Current Research

Physical Activity an Cognition in Early Childhood (PACE)

Child Playground

There is growing evidence that we need sufficient physical activity for optimal brain development and functioning. So far, most research on physical activity and the brain has been conducted in school-age children or in adults, with relatively few studies conducted in young children, even though early childhood is a period of rapid brain development. Also, while we often assume that young children are highly active, currently many young children spend a large proportion of their waking hours in sedentary activities (e.g., watching television, playing video games). To understand how this affects cognitive and brain development, we are conducting the PACE study in collaboration with Valerie Carson in the Faculty of Physical Education and Recreation, to examine development between 2.5 and 6 years. This study includes objective measures of physical activity and age-appropriate measures of cognitive and brain development (using event-related potentials or ERPs) at three time-points spread out over one year. This study results will help inform public policy and practice to optimize children’s healthy development at both physical and neurocognitive levels.

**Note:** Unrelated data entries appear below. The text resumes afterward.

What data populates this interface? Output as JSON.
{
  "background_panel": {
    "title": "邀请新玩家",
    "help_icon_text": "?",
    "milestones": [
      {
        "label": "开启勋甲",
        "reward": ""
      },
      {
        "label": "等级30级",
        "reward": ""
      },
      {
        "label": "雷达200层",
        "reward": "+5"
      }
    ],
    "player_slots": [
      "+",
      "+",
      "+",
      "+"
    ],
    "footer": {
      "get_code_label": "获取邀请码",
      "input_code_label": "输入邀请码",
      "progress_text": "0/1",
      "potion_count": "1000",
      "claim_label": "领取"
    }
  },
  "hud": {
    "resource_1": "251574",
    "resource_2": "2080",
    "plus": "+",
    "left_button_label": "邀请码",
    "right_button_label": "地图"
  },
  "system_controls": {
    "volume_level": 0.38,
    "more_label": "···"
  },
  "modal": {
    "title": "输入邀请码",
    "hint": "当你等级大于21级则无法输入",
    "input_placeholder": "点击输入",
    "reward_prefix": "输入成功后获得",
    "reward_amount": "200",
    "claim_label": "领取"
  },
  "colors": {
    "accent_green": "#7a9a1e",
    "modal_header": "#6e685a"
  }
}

Study Coordinator: Aishah Abdul Rahman

Brain Development and Cognitive Flexibility in Early Childhood

ERP child

Executive functions are the set of cognitive skills that underpin conscious, goal-directed behavior. They develop rapidly during the preschool years, and are known to predict children’s school readiness and later academic achievement. The preschool period is an exciting time in development as there are significant improvements in children’s ability to control and regulate their behavior, particularly when they need to flexibly “switch gears”. However, little research has examined whether these behavioural improvements are underpinned by changes in the brain. One way we can examine this is through event-related potentials (ERPs). In this technique, electrode sensors record small changes in voltage on the scalp related to underlying neural activity while children complete a cognitive task. We recently finished data collection for a study in which 2.5 to 4.5-year-old children wore special caps containing 128 recording sensors while they played a special computer game requiring them to switch flexibly between focusing on a picture’s colour or shape. Children also completed games requiring them to hold information in mind and focus their attention. By comparing the ERPs of children of different ages, this will help us to better understand how conscious, goal directed behavior emerges and develops in young children.

Executive Function in the Transition to School

Child School

Executive functions collectively refer to the mental processes that enable people to guide their behaviour in service of a goal, for example, holding information in mind for short periods of time, shutting out distractions, and changing strategies adaptively. As children transition from preschool to school-age, their executive functions improve, but there may also be changes in the structure of these abilities, or how different executive functions relate to each other. However, so far evidence for structural change comes from different researchers using cognitive tasks and different samples of children. In this study, we are studying executive function development in the transition to school using measures that are appropriate for the entire age range, and the sample includes children ranging in age from preschool to school-age. Each child visits the lab twice, separated by about a year, and complete a set of game-like executive function tasks, and parents complete questionnaires about other factors that might be related to executive function (e.g., children’s temperament, home environment), and outcome measures linked to executive function (e.g., basic math and reading skills). We have data collection for this study and are currently analyzing the data to assess if and how the structure of executive function changes across this key transition, as well as how it relates to children’s experiences and outcomes.

Study Coordinator: Daphne Vrantsidis